Need for greater understanding and investment
Realising the full potential of the available science in forecasting and warning needs additional effort. Understanding of the spatial and temporal patterns of drought impacts and socioeconomic trends needs to progress further to increase the use of forecasts. Across all regions, considerable investments in drought monitoring systems, data and (institutional) infrastructure are necessary. Drought forecasting and warning contributes to the effectiveness of development policies on access to water and food security by ensuring that investments will not fail under drought conditions. For example, responses to drought such as increased efficiency in water use or recommendations on the type of crops to cultivate also contribute to environmental conservation, rural development, and climate adaptation.
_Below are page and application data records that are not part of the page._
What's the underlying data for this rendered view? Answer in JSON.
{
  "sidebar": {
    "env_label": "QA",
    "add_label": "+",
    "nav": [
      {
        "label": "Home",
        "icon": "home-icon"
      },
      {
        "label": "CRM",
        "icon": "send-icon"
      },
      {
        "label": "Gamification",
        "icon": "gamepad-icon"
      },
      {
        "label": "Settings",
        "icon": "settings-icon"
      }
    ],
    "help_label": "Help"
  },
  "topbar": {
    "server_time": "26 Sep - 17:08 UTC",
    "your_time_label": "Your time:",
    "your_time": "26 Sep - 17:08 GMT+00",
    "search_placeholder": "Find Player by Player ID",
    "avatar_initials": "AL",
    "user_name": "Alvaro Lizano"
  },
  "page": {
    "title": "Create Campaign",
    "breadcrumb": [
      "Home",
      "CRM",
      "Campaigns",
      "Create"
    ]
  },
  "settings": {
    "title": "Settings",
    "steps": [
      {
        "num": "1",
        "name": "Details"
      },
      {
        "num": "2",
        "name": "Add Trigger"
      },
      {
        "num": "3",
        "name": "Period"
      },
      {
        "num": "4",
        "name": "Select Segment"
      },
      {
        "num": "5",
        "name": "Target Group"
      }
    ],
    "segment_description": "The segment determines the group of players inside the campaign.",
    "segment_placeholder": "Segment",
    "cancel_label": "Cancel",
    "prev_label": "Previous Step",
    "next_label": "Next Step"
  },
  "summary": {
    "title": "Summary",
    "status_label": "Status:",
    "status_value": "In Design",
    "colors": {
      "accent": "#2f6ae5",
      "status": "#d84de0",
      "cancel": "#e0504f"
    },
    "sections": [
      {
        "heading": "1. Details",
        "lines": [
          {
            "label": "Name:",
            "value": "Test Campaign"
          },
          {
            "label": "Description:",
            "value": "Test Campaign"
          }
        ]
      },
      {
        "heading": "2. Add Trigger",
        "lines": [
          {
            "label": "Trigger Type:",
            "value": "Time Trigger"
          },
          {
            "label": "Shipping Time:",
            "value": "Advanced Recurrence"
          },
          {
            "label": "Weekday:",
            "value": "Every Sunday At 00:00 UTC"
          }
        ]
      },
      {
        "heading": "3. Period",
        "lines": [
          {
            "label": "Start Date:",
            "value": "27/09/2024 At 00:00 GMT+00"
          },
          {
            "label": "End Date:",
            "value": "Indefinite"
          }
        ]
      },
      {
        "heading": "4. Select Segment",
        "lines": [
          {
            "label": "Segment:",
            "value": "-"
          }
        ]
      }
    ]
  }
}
- Dutra, E., Wetterhall, F., Di Giuseppe, F., Naumann, G., Barbosa, P., Vogt, J., Pozzi, W., and Pappenberger, F.: Global meteorological drought – Part 1: Probabilistic monitoring, Hydrol. Earth Syst. Sci. Discuss., 11, 889-917, doi:10.5194/hessd-11-889-2014, 2014.
- Dutra, E., Pozzi, W., Wetterhall, F., Di Giuseppe, F., Magnusson, L., Naumann, G., Barbosa, P., Vogt, J., and Pappenberger, F.: Global meteorological drought – Part 2: Seasonal forecasts, Hydrol. Earth Syst. Sci. Discuss., 11, 919-944, doi:10.5194/hessd-11-919-2014, 2014.
This project has received funding from the European Union’s Framework Programme under grant agreement number 265454.
Improved Drought Early Warning and Forecasting to strengthen preparedness and adaptation to droughts in Africa (DEWFORA)
The principal aim of the DEWFORA proposal is to develop a framework for the provision of early warning and response to mitigate the impact of droughts in Africa. The proposal has been built to achieve three key targets:
Improved monitoring: by improving knowledge on drought forecasting, warning and mitigation, and advancing the understanding of climate related vulnerability to drought, both in the current and in the projected future climate.
Prototype operational forecasting: by bringing advances made in the project to the pre-operational stage through development of prototype systems and piloting methods in operational drought monitoring and forecasting agencies.
- Knowledge dissemination: through a stakeholders' platform that includes national and regional drought monitoring and forecasting agencies, as well as NGOs and IGOs, and through capacity building programmes to help embed the knowledge gained in the community of African practitioners and researchers.
To achieve these targets, the DEWFORA consortium brings together leading research institutes and universities; institutes that excel in application of state-of-the-art science in the operational domain; operational agencies responsible for meteorological forecasting, drought monitoring and famine warning; and established knowledge networks in Africa. The consortium provides an excellent regional balance, and the skilled coordinator and several partners have worked together in (European) research projects, implementation projects and capacity building programmes, thus building efficiently on previous and ongoing projects in Europe and Africa.
The main impact of DEWFORA will be to increase the effectiveness of drought forecasting, warning and response. DEWFORA will provide guidance on how and where drought preparedness and adaptation should be targeted to contribute to increased resilience and improved effectiveness of drought mitigation measures. More information can be found on the DEWFORA website.